Please write out every entry below exactly, leaving out any pictures.

===== Records =====

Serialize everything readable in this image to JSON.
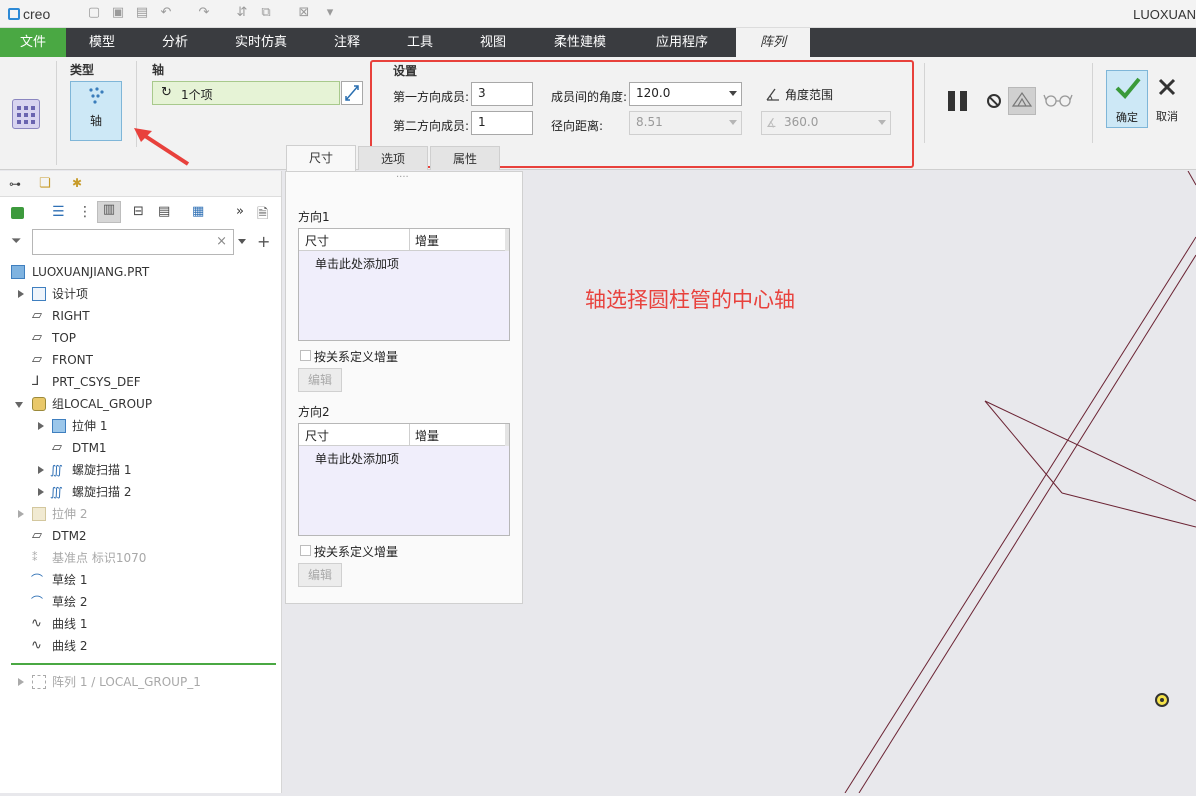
{
  "app": {
    "logo": "creo",
    "window_title": "LUOXUAN"
  },
  "ribbon_tabs": [
    "文件",
    "模型",
    "分析",
    "实时仿真",
    "注释",
    "工具",
    "视图",
    "柔性建模",
    "应用程序",
    "阵列"
  ],
  "ribbon": {
    "type_group": {
      "title": "类型",
      "selected": "轴"
    },
    "axis_group": {
      "title": "轴",
      "collector_value": "1个项"
    },
    "settings": {
      "title": "设置",
      "dir1_label": "第一方向成员:",
      "dir1_value": "3",
      "dir2_label": "第二方向成员:",
      "dir2_value": "1",
      "angle_label": "成员间的角度:",
      "angle_value": "120.0",
      "radial_label": "径向距离:",
      "radial_value": "8.51",
      "angle_range_label": "角度范围",
      "angle_range_value": "360.0"
    },
    "ok_label": "确定",
    "cancel_label": "取消",
    "subtabs": [
      "尺寸",
      "选项",
      "属性"
    ]
  },
  "tree": {
    "search_placeholder": "",
    "items": [
      "LUOXUANJIANG.PRT",
      "设计项",
      "RIGHT",
      "TOP",
      "FRONT",
      "PRT_CSYS_DEF",
      "组LOCAL_GROUP",
      "拉伸 1",
      "DTM1",
      "螺旋扫描 1",
      "螺旋扫描 2",
      "拉伸 2",
      "DTM2",
      "基准点 标识1070",
      "草绘 1",
      "草绘 2",
      "曲线 1",
      "曲线 2",
      "阵列 1 / LOCAL_GROUP_1"
    ]
  },
  "dim_panel": {
    "dir1_title": "方向1",
    "dir2_title": "方向2",
    "col_dim": "尺寸",
    "col_inc": "增量",
    "add_hint": "单击此处添加项",
    "relation_label": "按关系定义增量",
    "edit_label": "编辑"
  },
  "annotation": "轴选择圆柱管的中心轴",
  "colors": {
    "accent_green": "#4aa843",
    "highlight_red": "#e8413c",
    "tab_bar": "#3a3c40"
  }
}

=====

__Task solution__
Serialize everything readable in this image to JSON.
{
  "app": {
    "logo": "creo",
    "window_title": "LUOXUAN"
  },
  "ribbon_tabs": [
    "文件",
    "模型",
    "分析",
    "实时仿真",
    "注释",
    "工具",
    "视图",
    "柔性建模",
    "应用程序",
    "阵列"
  ],
  "ribbon": {
    "type_group": {
      "title": "类型",
      "selected": "轴"
    },
    "axis_group": {
      "title": "轴",
      "collector_value": "1个项"
    },
    "settings": {
      "title": "设置",
      "dir1_label": "第一方向成员:",
      "dir1_value": "3",
      "dir2_label": "第二方向成员:",
      "dir2_value": "1",
      "angle_label": "成员间的角度:",
      "angle_value": "120.0",
      "radial_label": "径向距离:",
      "radial_value": "8.51",
      "angle_range_label": "角度范围",
      "angle_range_value": "360.0"
    },
    "ok_label": "确定",
    "cancel_label": "取消",
    "subtabs": [
      "尺寸",
      "选项",
      "属性"
    ]
  },
  "tree": {
    "search_placeholder": "",
    "items": [
      "LUOXUANJIANG.PRT",
      "设计项",
      "RIGHT",
      "TOP",
      "FRONT",
      "PRT_CSYS_DEF",
      "组LOCAL_GROUP",
      "拉伸 1",
      "DTM1",
      "螺旋扫描 1",
      "螺旋扫描 2",
      "拉伸 2",
      "DTM2",
      "基准点 标识1070",
      "草绘 1",
      "草绘 2",
      "曲线 1",
      "曲线 2",
      "阵列 1 / LOCAL_GROUP_1"
    ]
  },
  "dim_panel": {
    "dir1_title": "方向1",
    "dir2_title": "方向2",
    "col_dim": "尺寸",
    "col_inc": "增量",
    "add_hint": "单击此处添加项",
    "relation_label": "按关系定义增量",
    "edit_label": "编辑"
  },
  "annotation": "轴选择圆柱管的中心轴",
  "colors": {
    "accent_green": "#4aa843",
    "highlight_red": "#e8413c",
    "tab_bar": "#3a3c40"
  }
}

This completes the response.